The number of new infections in Eastern Europe among women and girls has grown over the last few years, indicating a shift in the nature and trajectory of the epidemic from male to female population. Adolescent and young girls, women and Transgender women from key populations, especially those of drug users, sex workers and youth are particularly likely to experience gender based violence, harassment and assaults double risking their vulnerability to HIV/AIDS, hepatitis and tuberculosis.
There is generally a growing recognition of and attention to gender equality – including Gender Based Violence (GBV) and harmful gender norms – as a cause and consequence of HIV and AIDS. Despite this greater understanding, programming and policies to address the intersection have not yet reached the scale, depth, or breadth required to reverse the overlapping epidemics of GBV and of HIV.
In the Eurasian region, there is a general lack of evidence related to the linkages between human rights/gender equality and HIV and approaches to ensuring regular documentation of cases with a platform for the voices of persons experiencing human rights violence, gender inequalities in the context of HIV.
Eurasian Gender Academy is developed in response to the pressing need to address the persistent gender inequalities and human rights violations that put Women, Girls and Transgender (WG/TG) at a greater risk of, and more vulnerable to HIV, hepatitis and tuberculosis.
The Eurasian Gender Academy focuses on actions in four areas, outlined below:
- Integrating gender analysis into assessment, programme design, implementation and monitoring of organizational and national public health responses and strategies;
- Strengthening the capacity of participants to systemically integrate and apply gender sensitive, gender oriented, gender budgeted, gender transforming programs, services and activities at organizational and national levels;
- Ensuring inclusion of gender aspects in funding appeals and proposals;
- Developing and implementing gender-responsive advocacy and lobby.
Eurasian Gender Academy progrma is rooted in a broad-based gender equity and human rights approach and reflects a number of principles, including participation, evidence-informed, tailored and ethical responses, partnership, the engagement of boys and men, leadership, multisectorality and accountability.
Program and content
The Eurasian Gender Academy program includes, but is not limited to the following:
- Review relevant national documents related to provision of Public Health services to WG/TG;
- Assess the relevance, strengths, shortcomings and weaknesses for the current country Public health response programs for WG/TG and its coverage;
- Analyze current model of Public Health interventions for WG/TG and identify key bottlenecks and barriers in interventions’ design, services provision approaches, targeting ways, service delivery track, services utilization by WG/TG, and other barriers;
- Analyze the existing package of Public Health services for WG/TG and propose an optimal spectrum of services to support HIV prevention among WG/TG in both virtual and physical spaces;

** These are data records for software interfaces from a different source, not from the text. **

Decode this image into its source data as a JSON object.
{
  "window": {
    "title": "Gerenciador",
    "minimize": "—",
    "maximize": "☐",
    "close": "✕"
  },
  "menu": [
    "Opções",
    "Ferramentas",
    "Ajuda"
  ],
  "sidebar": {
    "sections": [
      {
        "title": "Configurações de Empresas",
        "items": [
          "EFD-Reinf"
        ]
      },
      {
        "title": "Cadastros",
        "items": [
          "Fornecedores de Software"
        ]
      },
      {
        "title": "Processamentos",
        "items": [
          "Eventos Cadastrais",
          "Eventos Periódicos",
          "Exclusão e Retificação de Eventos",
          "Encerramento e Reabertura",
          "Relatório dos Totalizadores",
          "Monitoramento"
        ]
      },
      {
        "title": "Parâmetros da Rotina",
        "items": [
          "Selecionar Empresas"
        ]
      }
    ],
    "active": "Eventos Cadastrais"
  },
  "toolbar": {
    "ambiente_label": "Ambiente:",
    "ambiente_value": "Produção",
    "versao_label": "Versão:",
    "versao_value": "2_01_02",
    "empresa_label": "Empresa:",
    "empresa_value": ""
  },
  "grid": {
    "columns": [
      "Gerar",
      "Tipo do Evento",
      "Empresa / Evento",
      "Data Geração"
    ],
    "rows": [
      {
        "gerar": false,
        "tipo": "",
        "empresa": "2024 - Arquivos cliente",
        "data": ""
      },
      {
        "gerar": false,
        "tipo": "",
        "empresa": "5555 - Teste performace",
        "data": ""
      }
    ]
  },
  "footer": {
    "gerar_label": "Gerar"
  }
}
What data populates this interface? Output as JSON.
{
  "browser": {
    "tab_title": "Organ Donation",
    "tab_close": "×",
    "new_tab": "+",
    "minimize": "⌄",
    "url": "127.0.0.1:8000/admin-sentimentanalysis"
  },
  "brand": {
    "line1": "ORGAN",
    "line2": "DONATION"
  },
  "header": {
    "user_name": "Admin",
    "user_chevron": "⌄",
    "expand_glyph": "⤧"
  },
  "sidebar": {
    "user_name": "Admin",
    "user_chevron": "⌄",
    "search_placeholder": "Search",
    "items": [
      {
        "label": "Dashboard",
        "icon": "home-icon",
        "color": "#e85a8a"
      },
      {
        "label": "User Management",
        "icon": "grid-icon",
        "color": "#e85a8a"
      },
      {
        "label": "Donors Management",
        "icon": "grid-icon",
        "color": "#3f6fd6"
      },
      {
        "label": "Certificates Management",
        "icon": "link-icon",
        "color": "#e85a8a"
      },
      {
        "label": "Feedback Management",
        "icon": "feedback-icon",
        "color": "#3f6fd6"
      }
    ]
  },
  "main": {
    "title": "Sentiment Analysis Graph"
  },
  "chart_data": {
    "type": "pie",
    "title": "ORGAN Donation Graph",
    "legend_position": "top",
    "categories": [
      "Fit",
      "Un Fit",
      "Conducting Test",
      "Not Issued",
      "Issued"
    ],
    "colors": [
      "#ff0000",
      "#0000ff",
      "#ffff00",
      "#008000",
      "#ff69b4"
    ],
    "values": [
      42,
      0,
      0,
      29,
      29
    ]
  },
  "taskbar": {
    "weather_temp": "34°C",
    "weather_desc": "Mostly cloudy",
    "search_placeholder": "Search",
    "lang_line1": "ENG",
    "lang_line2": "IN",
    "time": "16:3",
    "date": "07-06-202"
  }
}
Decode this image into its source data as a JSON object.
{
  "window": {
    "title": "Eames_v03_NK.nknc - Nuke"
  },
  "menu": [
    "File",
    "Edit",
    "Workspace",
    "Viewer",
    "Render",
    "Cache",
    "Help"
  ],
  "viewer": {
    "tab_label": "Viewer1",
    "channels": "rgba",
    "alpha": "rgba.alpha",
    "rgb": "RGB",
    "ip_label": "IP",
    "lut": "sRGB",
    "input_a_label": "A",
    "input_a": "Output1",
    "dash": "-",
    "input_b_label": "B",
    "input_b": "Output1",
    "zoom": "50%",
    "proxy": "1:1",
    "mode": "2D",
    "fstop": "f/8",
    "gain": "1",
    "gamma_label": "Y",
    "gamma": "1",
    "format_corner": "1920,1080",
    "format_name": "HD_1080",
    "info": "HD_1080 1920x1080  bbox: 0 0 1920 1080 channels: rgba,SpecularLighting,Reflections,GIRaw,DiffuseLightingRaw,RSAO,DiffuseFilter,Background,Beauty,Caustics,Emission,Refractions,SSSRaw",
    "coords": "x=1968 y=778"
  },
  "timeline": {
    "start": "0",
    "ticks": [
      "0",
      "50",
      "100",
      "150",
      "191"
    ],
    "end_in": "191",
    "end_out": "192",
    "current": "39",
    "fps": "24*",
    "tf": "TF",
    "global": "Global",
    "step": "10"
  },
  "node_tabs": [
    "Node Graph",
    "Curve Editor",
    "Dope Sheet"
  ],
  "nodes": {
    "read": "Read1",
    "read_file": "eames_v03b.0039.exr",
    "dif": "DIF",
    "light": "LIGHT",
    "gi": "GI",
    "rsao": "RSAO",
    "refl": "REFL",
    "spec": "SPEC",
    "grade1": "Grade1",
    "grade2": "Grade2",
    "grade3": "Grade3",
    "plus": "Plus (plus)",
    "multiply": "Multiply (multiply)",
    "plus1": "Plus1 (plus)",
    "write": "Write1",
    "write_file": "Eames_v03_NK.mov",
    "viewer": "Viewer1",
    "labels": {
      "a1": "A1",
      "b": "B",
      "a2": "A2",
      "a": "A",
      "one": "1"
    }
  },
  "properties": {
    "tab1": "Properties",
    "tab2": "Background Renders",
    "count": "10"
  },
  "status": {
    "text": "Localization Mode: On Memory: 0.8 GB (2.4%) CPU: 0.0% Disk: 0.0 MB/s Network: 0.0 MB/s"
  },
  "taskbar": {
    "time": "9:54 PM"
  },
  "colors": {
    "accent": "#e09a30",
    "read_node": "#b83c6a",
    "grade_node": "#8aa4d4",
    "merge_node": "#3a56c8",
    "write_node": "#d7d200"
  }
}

- Use gained skills develop interventions packages for more effective HIV programmes for WG/TG.
It is expected that by the end of study, the participants will be able to conduct:
- A gender assessment of country HIV, hepatitis, TB response programs, identifying gaps and opportunities in capacity and gender-responsiveness of activities;
- A series of activities resulting improved country HIV, TB and Hepatitis response programs that integrate gender into healthcare activities, including the capacity to carry out a gender analysis and participatory planning processes, to design results based gender responsive emergency interventions, and to develop, monitor and report on gender-sensitive indicators;
- A series of gender-responsive package of services, carried out through the framework of national programs that demonstrate concrete results and meet the practical and strategic needs of boys, girls, women and/or men.
- Gender based budgeting